## Provided entries
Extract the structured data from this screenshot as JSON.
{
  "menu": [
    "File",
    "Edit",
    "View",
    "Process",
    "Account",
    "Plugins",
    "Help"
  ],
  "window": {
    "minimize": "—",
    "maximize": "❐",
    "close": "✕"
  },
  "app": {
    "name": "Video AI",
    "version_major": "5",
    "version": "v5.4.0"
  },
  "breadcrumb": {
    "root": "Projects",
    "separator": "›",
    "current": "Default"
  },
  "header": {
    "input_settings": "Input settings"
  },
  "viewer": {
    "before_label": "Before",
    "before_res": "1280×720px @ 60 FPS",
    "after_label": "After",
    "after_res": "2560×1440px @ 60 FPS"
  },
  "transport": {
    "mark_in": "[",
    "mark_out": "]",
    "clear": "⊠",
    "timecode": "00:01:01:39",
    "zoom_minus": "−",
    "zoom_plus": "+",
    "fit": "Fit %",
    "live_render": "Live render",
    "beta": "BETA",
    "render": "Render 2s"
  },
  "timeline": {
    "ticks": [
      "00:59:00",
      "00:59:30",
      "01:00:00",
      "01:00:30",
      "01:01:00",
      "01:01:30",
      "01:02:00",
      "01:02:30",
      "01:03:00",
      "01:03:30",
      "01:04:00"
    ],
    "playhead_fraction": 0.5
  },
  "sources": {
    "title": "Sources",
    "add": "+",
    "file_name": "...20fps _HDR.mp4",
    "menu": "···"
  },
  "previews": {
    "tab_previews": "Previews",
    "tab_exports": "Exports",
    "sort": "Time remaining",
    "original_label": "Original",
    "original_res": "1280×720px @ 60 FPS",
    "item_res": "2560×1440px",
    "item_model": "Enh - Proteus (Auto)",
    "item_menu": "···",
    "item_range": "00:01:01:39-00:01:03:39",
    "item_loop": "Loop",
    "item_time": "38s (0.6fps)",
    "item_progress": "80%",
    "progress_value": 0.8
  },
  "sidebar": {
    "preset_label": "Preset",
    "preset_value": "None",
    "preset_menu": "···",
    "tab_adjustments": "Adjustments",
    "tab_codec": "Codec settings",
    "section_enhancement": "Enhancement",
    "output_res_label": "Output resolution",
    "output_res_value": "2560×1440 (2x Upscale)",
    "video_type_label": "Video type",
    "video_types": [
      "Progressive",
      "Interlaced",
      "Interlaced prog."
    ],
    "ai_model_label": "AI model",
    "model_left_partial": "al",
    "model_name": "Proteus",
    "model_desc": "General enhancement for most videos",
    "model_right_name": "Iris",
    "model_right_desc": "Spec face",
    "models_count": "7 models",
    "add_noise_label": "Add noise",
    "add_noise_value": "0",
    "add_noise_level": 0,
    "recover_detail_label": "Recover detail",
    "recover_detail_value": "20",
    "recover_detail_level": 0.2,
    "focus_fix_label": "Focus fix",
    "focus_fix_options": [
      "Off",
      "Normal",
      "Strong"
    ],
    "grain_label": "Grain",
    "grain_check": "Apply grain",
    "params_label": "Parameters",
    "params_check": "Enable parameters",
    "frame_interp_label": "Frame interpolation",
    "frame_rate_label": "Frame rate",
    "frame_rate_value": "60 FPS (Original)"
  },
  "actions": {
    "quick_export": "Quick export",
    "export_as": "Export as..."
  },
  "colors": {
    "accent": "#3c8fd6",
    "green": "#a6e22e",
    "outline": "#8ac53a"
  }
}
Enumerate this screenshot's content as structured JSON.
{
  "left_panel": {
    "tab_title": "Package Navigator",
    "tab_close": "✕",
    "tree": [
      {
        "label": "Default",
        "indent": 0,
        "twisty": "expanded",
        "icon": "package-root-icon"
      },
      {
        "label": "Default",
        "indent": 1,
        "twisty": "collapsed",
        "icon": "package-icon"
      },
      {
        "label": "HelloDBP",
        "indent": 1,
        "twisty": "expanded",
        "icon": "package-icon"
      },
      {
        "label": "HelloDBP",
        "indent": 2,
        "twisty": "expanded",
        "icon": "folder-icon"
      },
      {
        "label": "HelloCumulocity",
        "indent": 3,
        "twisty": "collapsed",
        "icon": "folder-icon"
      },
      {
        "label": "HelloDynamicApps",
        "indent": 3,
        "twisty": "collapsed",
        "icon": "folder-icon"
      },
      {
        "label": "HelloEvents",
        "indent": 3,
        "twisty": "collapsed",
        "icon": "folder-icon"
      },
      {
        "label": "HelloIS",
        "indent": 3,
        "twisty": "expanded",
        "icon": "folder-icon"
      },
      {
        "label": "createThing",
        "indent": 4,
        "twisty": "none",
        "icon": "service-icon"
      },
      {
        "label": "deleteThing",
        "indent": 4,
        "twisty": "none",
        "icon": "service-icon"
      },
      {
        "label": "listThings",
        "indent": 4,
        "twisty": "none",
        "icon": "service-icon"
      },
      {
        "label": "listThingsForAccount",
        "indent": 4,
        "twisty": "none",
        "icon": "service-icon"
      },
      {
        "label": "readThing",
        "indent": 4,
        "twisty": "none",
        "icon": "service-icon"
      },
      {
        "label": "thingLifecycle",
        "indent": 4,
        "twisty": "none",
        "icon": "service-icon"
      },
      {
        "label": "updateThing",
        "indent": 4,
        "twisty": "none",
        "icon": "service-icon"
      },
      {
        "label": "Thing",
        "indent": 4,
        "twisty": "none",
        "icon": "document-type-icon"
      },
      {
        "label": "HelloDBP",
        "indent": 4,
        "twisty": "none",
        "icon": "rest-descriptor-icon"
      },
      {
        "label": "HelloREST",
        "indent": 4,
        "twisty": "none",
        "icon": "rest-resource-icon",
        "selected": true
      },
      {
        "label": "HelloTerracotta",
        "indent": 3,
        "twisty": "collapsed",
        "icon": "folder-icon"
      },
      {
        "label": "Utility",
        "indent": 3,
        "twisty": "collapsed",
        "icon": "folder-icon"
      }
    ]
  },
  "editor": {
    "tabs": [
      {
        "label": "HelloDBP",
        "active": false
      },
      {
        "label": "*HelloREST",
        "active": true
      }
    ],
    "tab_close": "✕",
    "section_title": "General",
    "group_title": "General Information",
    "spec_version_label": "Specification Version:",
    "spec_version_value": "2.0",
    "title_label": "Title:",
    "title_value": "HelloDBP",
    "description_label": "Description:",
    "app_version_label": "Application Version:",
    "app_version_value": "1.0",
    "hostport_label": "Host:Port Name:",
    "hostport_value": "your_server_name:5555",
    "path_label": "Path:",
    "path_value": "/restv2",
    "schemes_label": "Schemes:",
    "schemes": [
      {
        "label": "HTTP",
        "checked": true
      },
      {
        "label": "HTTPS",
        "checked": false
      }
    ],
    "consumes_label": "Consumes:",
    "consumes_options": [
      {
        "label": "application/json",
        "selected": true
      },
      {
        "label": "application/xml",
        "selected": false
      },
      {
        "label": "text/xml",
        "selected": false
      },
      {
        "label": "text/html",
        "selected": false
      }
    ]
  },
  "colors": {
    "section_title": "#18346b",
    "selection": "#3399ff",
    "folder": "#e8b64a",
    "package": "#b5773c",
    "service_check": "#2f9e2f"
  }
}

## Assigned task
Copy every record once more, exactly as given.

## Solution for this task
Extract the structured data from this screenshot as JSON.
{
  "menu": [
    "File",
    "Edit",
    "View",
    "Process",
    "Account",
    "Plugins",
    "Help"
  ],
  "window": {
    "minimize": "—",
    "maximize": "❐",
    "close": "✕"
  },
  "app": {
    "name": "Video AI",
    "version_major": "5",
    "version": "v5.4.0"
  },
  "breadcrumb": {
    "root": "Projects",
    "separator": "›",
    "current": "Default"
  },
  "header": {
    "input_settings": "Input settings"
  },
  "viewer": {
    "before_label": "Before",
    "before_res": "1280×720px @ 60 FPS",
    "after_label": "After",
    "after_res": "2560×1440px @ 60 FPS"
  },
  "transport": {
    "mark_in": "[",
    "mark_out": "]",
    "clear": "⊠",
    "timecode": "00:01:01:39",
    "zoom_minus": "−",
    "zoom_plus": "+",
    "fit": "Fit %",
    "live_render": "Live render",
    "beta": "BETA",
    "render": "Render 2s"
  },
  "timeline": {
    "ticks": [
      "00:59:00",
      "00:59:30",
      "01:00:00",
      "01:00:30",
      "01:01:00",
      "01:01:30",
      "01:02:00",
      "01:02:30",
      "01:03:00",
      "01:03:30",
      "01:04:00"
    ],
    "playhead_fraction": 0.5
  },
  "sources": {
    "title": "Sources",
    "add": "+",
    "file_name": "...20fps _HDR.mp4",
    "menu": "···"
  },
  "previews": {
    "tab_previews": "Previews",
    "tab_exports": "Exports",
    "sort": "Time remaining",
    "original_label": "Original",
    "original_res": "1280×720px @ 60 FPS",
    "item_res": "2560×1440px",
    "item_model": "Enh - Proteus (Auto)",
    "item_menu": "···",
    "item_range": "00:01:01:39-00:01:03:39",
    "item_loop": "Loop",
    "item_time": "38s (0.6fps)",
    "item_progress": "80%",
    "progress_value": 0.8
  },
  "sidebar": {
    "preset_label": "Preset",
    "preset_value": "None",
    "preset_menu": "···",
    "tab_adjustments": "Adjustments",
    "tab_codec": "Codec settings",
    "section_enhancement": "Enhancement",
    "output_res_label": "Output resolution",
    "output_res_value": "2560×1440 (2x Upscale)",
    "video_type_label": "Video type",
    "video_types": [
      "Progressive",
      "Interlaced",
      "Interlaced prog."
    ],
    "ai_model_label": "AI model",
    "model_left_partial": "al",
    "model_name": "Proteus",
    "model_desc": "General enhancement for most videos",
    "model_right_name": "Iris",
    "model_right_desc": "Spec face",
    "models_count": "7 models",
    "add_noise_label": "Add noise",
    "add_noise_value": "0",
    "add_noise_level": 0,
    "recover_detail_label": "Recover detail",
    "recover_detail_value": "20",
    "recover_detail_level": 0.2,
    "focus_fix_label": "Focus fix",
    "focus_fix_options": [
      "Off",
      "Normal",
      "Strong"
    ],
    "grain_label": "Grain",
    "grain_check": "Apply grain",
    "params_label": "Parameters",
    "params_check": "Enable parameters",
    "frame_interp_label": "Frame interpolation",
    "frame_rate_label": "Frame rate",
    "frame_rate_value": "60 FPS (Original)"
  },
  "actions": {
    "quick_export": "Quick export",
    "export_as": "Export as..."
  },
  "colors": {
    "accent": "#3c8fd6",
    "green": "#a6e22e",
    "outline": "#8ac53a"
  }
}
Enumerate this screenshot's content as structured JSON.
{
  "left_panel": {
    "tab_title": "Package Navigator",
    "tab_close": "✕",
    "tree": [
      {
        "label": "Default",
        "indent": 0,
        "twisty": "expanded",
        "icon": "package-root-icon"
      },
      {
        "label": "Default",
        "indent": 1,
        "twisty": "collapsed",
        "icon": "package-icon"
      },
      {
        "label": "HelloDBP",
        "indent": 1,
        "twisty": "expanded",
        "icon": "package-icon"
      },
      {
        "label": "HelloDBP",
        "indent": 2,
        "twisty": "expanded",
        "icon": "folder-icon"
      },
      {
        "label": "HelloCumulocity",
        "indent": 3,
        "twisty": "collapsed",
        "icon": "folder-icon"
      },
      {
        "label": "HelloDynamicApps",
        "indent": 3,
        "twisty": "collapsed",
        "icon": "folder-icon"
      },
      {
        "label": "HelloEvents",
        "indent": 3,
        "twisty": "collapsed",
        "icon": "folder-icon"
      },
      {
        "label": "HelloIS",
        "indent": 3,
        "twisty": "expanded",
        "icon": "folder-icon"
      },
      {
        "label": "createThing",
        "indent": 4,
        "twisty": "none",
        "icon": "service-icon"
      },
      {
        "label": "deleteThing",
        "indent": 4,
        "twisty": "none",
        "icon": "service-icon"
      },
      {
        "label": "listThings",
        "indent": 4,
        "twisty": "none",
        "icon": "service-icon"
      },
      {
        "label": "listThingsForAccount",
        "indent": 4,
        "twisty": "none",
        "icon": "service-icon"
      },
      {
        "label": "readThing",
        "indent": 4,
        "twisty": "none",
        "icon": "service-icon"
      },
      {
        "label": "thingLifecycle",
        "indent": 4,
        "twisty": "none",
        "icon": "service-icon"
      },
      {
        "label": "updateThing",
        "indent": 4,
        "twisty": "none",
        "icon": "service-icon"
      },
      {
        "label": "Thing",
        "indent": 4,
        "twisty": "none",
        "icon": "document-type-icon"
      },
      {
        "label": "HelloDBP",
        "indent": 4,
        "twisty": "none",
        "icon": "rest-descriptor-icon"
      },
      {
        "label": "HelloREST",
        "indent": 4,
        "twisty": "none",
        "icon": "rest-resource-icon",
        "selected": true
      },
      {
        "label": "HelloTerracotta",
        "indent": 3,
        "twisty": "collapsed",
        "icon": "folder-icon"
      },
      {
        "label": "Utility",
        "indent": 3,
        "twisty": "collapsed",
        "icon": "folder-icon"
      }
    ]
  },
  "editor": {
    "tabs": [
      {
        "label": "HelloDBP",
        "active": false
      },
      {
        "label": "*HelloREST",
        "active": true
      }
    ],
    "tab_close": "✕",
    "section_title": "General",
    "group_title": "General Information",
    "spec_version_label": "Specification Version:",
    "spec_version_value": "2.0",
    "title_label": "Title:",
    "title_value": "HelloDBP",
    "description_label": "Description:",
    "app_version_label": "Application Version:",
    "app_version_value": "1.0",
    "hostport_label": "Host:Port Name:",
    "hostport_value": "your_server_name:5555",
    "path_label": "Path:",
    "path_value": "/restv2",
    "schemes_label": "Schemes:",
    "schemes": [
      {
        "label": "HTTP",
        "checked": true
      },
      {
        "label": "HTTPS",
        "checked": false
      }
    ],
    "consumes_label": "Consumes:",
    "consumes_options": [
      {
        "label": "application/json",
        "selected": true
      },
      {
        "label": "application/xml",
        "selected": false
      },
      {
        "label": "text/xml",
        "selected": false
      },
      {
        "label": "text/html",
        "selected": false
      }
    ]
  },
  "colors": {
    "section_title": "#18346b",
    "selection": "#3399ff",
    "folder": "#e8b64a",
    "package": "#b5773c",
    "service_check": "#2f9e2f"
  }
}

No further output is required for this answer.